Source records
□ □ □ □ □ □ □
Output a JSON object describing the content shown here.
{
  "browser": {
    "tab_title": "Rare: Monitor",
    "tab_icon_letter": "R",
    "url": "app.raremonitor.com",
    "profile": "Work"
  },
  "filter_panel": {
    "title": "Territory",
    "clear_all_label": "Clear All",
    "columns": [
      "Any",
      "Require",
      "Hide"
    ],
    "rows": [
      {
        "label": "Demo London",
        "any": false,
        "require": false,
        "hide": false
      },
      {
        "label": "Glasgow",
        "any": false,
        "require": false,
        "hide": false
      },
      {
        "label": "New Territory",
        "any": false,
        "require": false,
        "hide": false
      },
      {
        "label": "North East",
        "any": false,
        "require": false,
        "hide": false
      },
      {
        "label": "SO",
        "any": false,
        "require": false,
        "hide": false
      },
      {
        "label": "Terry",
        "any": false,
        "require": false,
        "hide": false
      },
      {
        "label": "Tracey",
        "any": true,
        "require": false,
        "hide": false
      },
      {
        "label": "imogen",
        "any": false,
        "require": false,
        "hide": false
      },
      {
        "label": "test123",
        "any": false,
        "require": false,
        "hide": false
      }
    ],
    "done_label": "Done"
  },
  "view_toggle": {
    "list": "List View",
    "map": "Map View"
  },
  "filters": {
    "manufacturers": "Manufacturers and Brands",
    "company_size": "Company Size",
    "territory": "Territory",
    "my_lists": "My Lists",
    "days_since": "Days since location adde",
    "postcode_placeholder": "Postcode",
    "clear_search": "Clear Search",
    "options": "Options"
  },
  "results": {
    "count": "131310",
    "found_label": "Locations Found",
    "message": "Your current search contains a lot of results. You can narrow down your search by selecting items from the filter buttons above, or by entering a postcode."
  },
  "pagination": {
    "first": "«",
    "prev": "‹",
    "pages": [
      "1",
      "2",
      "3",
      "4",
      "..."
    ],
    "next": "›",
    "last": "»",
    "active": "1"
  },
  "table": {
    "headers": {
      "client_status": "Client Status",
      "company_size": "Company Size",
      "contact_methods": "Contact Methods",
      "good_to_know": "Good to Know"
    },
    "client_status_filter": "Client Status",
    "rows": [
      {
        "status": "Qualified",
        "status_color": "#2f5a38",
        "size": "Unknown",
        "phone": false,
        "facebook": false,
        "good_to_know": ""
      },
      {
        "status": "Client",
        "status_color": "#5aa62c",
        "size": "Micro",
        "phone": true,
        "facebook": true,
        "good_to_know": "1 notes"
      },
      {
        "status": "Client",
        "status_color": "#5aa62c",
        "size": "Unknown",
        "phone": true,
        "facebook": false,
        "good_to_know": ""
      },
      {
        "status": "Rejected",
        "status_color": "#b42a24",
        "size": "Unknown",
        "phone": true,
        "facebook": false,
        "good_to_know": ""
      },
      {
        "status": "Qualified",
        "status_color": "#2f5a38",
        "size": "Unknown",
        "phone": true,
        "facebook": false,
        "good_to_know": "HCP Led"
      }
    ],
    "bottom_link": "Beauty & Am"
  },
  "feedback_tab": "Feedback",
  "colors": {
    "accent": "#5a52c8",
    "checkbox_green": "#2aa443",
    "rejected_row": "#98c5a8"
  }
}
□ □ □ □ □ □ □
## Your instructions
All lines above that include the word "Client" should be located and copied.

## Completed task
      "client_status": "Client Status",
    "client_status_filter": "Client Status",
        "status": "Client",
        "status": "Client",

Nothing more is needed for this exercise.